> PROBLEM TO SOLVE
Could you reproduce all of the records exactly?

> AVAILABLE DATA
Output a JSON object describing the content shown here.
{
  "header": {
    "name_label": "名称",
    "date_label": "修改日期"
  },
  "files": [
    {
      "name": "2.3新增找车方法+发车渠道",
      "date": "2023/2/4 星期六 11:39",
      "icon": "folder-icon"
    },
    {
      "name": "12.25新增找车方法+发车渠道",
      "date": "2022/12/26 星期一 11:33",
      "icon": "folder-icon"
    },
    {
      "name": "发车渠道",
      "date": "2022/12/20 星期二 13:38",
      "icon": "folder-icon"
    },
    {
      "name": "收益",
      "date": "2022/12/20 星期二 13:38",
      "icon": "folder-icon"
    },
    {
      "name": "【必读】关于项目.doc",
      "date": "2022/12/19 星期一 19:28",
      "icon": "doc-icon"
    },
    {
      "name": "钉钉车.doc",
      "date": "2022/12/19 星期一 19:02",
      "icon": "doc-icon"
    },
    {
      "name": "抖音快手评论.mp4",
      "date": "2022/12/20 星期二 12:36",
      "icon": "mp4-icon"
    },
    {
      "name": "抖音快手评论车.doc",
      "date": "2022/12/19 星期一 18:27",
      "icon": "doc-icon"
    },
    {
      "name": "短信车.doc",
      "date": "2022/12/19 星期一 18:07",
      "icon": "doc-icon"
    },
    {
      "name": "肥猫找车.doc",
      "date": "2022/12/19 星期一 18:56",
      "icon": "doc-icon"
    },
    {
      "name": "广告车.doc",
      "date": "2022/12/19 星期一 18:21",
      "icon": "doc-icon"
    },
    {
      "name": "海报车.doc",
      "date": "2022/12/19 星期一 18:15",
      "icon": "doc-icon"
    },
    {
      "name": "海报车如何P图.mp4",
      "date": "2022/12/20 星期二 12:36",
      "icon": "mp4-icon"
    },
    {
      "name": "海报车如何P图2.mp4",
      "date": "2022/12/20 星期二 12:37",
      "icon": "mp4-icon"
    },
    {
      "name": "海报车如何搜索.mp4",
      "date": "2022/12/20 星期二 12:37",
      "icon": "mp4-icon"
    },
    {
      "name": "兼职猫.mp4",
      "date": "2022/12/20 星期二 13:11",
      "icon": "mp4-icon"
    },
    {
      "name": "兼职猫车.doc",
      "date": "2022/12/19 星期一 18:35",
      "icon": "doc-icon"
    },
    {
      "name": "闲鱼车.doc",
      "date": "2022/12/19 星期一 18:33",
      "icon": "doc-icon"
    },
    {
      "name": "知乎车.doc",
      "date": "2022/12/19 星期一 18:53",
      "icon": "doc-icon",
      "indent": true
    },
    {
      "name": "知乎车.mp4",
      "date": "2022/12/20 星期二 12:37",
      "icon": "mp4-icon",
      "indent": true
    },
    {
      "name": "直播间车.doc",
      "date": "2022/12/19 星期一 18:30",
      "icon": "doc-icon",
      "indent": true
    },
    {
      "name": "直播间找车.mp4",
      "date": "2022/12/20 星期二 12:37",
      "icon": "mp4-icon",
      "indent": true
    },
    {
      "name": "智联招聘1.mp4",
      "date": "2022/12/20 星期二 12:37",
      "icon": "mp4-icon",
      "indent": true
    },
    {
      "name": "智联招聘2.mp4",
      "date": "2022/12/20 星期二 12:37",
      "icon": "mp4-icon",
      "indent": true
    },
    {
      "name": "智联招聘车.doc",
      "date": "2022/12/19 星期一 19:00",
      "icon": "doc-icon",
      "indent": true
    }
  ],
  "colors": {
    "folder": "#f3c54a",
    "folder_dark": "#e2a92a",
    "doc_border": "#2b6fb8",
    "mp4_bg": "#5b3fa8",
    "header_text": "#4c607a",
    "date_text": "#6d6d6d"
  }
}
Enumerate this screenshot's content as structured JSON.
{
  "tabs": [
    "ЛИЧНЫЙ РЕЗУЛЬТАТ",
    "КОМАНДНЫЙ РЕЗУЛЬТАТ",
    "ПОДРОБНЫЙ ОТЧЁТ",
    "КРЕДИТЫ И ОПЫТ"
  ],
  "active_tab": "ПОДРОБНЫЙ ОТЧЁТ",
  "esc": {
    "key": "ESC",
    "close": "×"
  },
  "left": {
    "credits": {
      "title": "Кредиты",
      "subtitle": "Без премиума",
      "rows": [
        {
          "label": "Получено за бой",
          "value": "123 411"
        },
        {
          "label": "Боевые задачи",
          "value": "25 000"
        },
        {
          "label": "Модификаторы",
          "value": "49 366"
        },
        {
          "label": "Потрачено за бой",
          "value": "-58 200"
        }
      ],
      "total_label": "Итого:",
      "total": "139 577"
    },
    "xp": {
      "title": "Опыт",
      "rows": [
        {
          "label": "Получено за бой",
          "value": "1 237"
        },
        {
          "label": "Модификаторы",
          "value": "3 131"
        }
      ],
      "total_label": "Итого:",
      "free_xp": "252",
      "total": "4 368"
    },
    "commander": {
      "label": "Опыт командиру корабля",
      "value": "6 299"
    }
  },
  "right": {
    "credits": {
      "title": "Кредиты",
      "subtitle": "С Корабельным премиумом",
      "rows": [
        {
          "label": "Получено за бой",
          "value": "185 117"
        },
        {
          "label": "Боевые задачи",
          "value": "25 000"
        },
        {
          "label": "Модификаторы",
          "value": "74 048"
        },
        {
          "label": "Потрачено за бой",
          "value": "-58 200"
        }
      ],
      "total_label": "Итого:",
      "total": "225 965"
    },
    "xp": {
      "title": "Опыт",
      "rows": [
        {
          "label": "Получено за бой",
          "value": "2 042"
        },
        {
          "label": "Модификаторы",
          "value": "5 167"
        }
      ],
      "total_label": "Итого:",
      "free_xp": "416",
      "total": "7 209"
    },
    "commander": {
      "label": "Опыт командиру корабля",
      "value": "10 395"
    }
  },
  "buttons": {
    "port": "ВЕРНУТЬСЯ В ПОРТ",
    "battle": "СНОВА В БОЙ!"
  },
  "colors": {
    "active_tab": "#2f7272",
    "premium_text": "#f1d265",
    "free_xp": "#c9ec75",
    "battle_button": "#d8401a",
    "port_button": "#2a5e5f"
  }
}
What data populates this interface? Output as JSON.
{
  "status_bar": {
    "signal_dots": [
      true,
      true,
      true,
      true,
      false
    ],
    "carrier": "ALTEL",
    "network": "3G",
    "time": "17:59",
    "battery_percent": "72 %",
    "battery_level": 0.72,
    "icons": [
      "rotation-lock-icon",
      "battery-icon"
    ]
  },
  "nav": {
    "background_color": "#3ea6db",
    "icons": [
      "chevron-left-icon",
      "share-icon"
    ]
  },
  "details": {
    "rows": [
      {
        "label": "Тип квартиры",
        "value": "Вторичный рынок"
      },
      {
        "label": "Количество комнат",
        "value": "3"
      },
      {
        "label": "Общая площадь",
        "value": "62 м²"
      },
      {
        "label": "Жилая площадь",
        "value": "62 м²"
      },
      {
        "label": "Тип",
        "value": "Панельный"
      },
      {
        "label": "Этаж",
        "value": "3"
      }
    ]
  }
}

> TASK SOLUTION
Output a JSON object describing the content shown here.
{
  "header": {
    "name_label": "名称",
    "date_label": "修改日期"
  },
  "files": [
    {
      "name": "2.3新增找车方法+发车渠道",
      "date": "2023/2/4 星期六 11:39",
      "icon": "folder-icon"
    },
    {
      "name": "12.25新增找车方法+发车渠道",
      "date": "2022/12/26 星期一 11:33",
      "icon": "folder-icon"
    },
    {
      "name": "发车渠道",
      "date": "2022/12/20 星期二 13:38",
      "icon": "folder-icon"
    },
    {
      "name": "收益",
      "date": "2022/12/20 星期二 13:38",
      "icon": "folder-icon"
    },
    {
      "name": "【必读】关于项目.doc",
      "date": "2022/12/19 星期一 19:28",
      "icon": "doc-icon"
    },
    {
      "name": "钉钉车.doc",
      "date": "2022/12/19 星期一 19:02",
      "icon": "doc-icon"
    },
    {
      "name": "抖音快手评论.mp4",
      "date": "2022/12/20 星期二 12:36",
      "icon": "mp4-icon"
    },
    {
      "name": "抖音快手评论车.doc",
      "date": "2022/12/19 星期一 18:27",
      "icon": "doc-icon"
    },
    {
      "name": "短信车.doc",
      "date": "2022/12/19 星期一 18:07",
      "icon": "doc-icon"
    },
    {
      "name": "肥猫找车.doc",
      "date": "2022/12/19 星期一 18:56",
      "icon": "doc-icon"
    },
    {
      "name": "广告车.doc",
      "date": "2022/12/19 星期一 18:21",
      "icon": "doc-icon"
    },
    {
      "name": "海报车.doc",
      "date": "2022/12/19 星期一 18:15",
      "icon": "doc-icon"
    },
    {
      "name": "海报车如何P图.mp4",
      "date": "2022/12/20 星期二 12:36",
      "icon": "mp4-icon"
    },
    {
      "name": "海报车如何P图2.mp4",
      "date": "2022/12/20 星期二 12:37",
      "icon": "mp4-icon"
    },
    {
      "name": "海报车如何搜索.mp4",
      "date": "2022/12/20 星期二 12:37",
      "icon": "mp4-icon"
    },
    {
      "name": "兼职猫.mp4",
      "date": "2022/12/20 星期二 13:11",
      "icon": "mp4-icon"
    },
    {
      "name": "兼职猫车.doc",
      "date": "2022/12/19 星期一 18:35",
      "icon": "doc-icon"
    },
    {
      "name": "闲鱼车.doc",
      "date": "2022/12/19 星期一 18:33",
      "icon": "doc-icon"
    },
    {
      "name": "知乎车.doc",
      "date": "2022/12/19 星期一 18:53",
      "icon": "doc-icon",
      "indent": true
    },
    {
      "name": "知乎车.mp4",
      "date": "2022/12/20 星期二 12:37",
      "icon": "mp4-icon",
      "indent": true
    },
    {
      "name": "直播间车.doc",
      "date": "2022/12/19 星期一 18:30",
      "icon": "doc-icon",
      "indent": true
    },
    {
      "name": "直播间找车.mp4",
      "date": "2022/12/20 星期二 12:37",
      "icon": "mp4-icon",
      "indent": true
    },
    {
      "name": "智联招聘1.mp4",
      "date": "2022/12/20 星期二 12:37",
      "icon": "mp4-icon",
      "indent": true
    },
    {
      "name": "智联招聘2.mp4",
      "date": "2022/12/20 星期二 12:37",
      "icon": "mp4-icon",
      "indent": true
    },
    {
      "name": "智联招聘车.doc",
      "date": "2022/12/19 星期一 19:00",
      "icon": "doc-icon",
      "indent": true
    }
  ],
  "colors": {
    "folder": "#f3c54a",
    "folder_dark": "#e2a92a",
    "doc_border": "#2b6fb8",
    "mp4_bg": "#5b3fa8",
    "header_text": "#4c607a",
    "date_text": "#6d6d6d"
  }
}
Enumerate this screenshot's content as structured JSON.
{
  "tabs": [
    "ЛИЧНЫЙ РЕЗУЛЬТАТ",
    "КОМАНДНЫЙ РЕЗУЛЬТАТ",
    "ПОДРОБНЫЙ ОТЧЁТ",
    "КРЕДИТЫ И ОПЫТ"
  ],
  "active_tab": "ПОДРОБНЫЙ ОТЧЁТ",
  "esc": {
    "key": "ESC",
    "close": "×"
  },
  "left": {
    "credits": {
      "title": "Кредиты",
      "subtitle": "Без премиума",
      "rows": [
        {
          "label": "Получено за бой",
          "value": "123 411"
        },
        {
          "label": "Боевые задачи",
          "value": "25 000"
        },
        {
          "label": "Модификаторы",
          "value": "49 366"
        },
        {
          "label": "Потрачено за бой",
          "value": "-58 200"
        }
      ],
      "total_label": "Итого:",
      "total": "139 577"
    },
    "xp": {
      "title": "Опыт",
      "rows": [
        {
          "label": "Получено за бой",
          "value": "1 237"
        },
        {
          "label": "Модификаторы",
          "value": "3 131"
        }
      ],
      "total_label": "Итого:",
      "free_xp": "252",
      "total": "4 368"
    },
    "commander": {
      "label": "Опыт командиру корабля",
      "value": "6 299"
    }
  },
  "right": {
    "credits": {
      "title": "Кредиты",
      "subtitle": "С Корабельным премиумом",
      "rows": [
        {
          "label": "Получено за бой",
          "value": "185 117"
        },
        {
          "label": "Боевые задачи",
          "value": "25 000"
        },
        {
          "label": "Модификаторы",
          "value": "74 048"
        },
        {
          "label": "Потрачено за бой",
          "value": "-58 200"
        }
      ],
      "total_label": "Итого:",
      "total": "225 965"
    },
    "xp": {
      "title": "Опыт",
      "rows": [
        {
          "label": "Получено за бой",
          "value": "2 042"
        },
        {
          "label": "Модификаторы",
          "value": "5 167"
        }
      ],
      "total_label": "Итого:",
      "free_xp": "416",
      "total": "7 209"
    },
    "commander": {
      "label": "Опыт командиру корабля",
      "value": "10 395"
    }
  },
  "buttons": {
    "port": "ВЕРНУТЬСЯ В ПОРТ",
    "battle": "СНОВА В БОЙ!"
  },
  "colors": {
    "active_tab": "#2f7272",
    "premium_text": "#f1d265",
    "free_xp": "#c9ec75",
    "battle_button": "#d8401a",
    "port_button": "#2a5e5f"
  }
}
What data populates this interface? Output as JSON.
{
  "status_bar": {
    "signal_dots": [
      true,
      true,
      true,
      true,
      false
    ],
    "carrier": "ALTEL",
    "network": "3G",
    "time": "17:59",
    "battery_percent": "72 %",
    "battery_level": 0.72,
    "icons": [
      "rotation-lock-icon",
      "battery-icon"
    ]
  },
  "nav": {
    "background_color": "#3ea6db",
    "icons": [
      "chevron-left-icon",
      "share-icon"
    ]
  },
  "details": {
    "rows": [
      {
        "label": "Тип квартиры",
        "value": "Вторичный рынок"
      },
      {
        "label": "Количество комнат",
        "value": "3"
      },
      {
        "label": "Общая площадь",
        "value": "62 м²"
      },
      {
        "label": "Жилая площадь",
        "value": "62 м²"
      },
      {
        "label": "Тип",
        "value": "Панельный"
      },
      {
        "label": "Этаж",
        "value": "3"
      }
    ]
  }
}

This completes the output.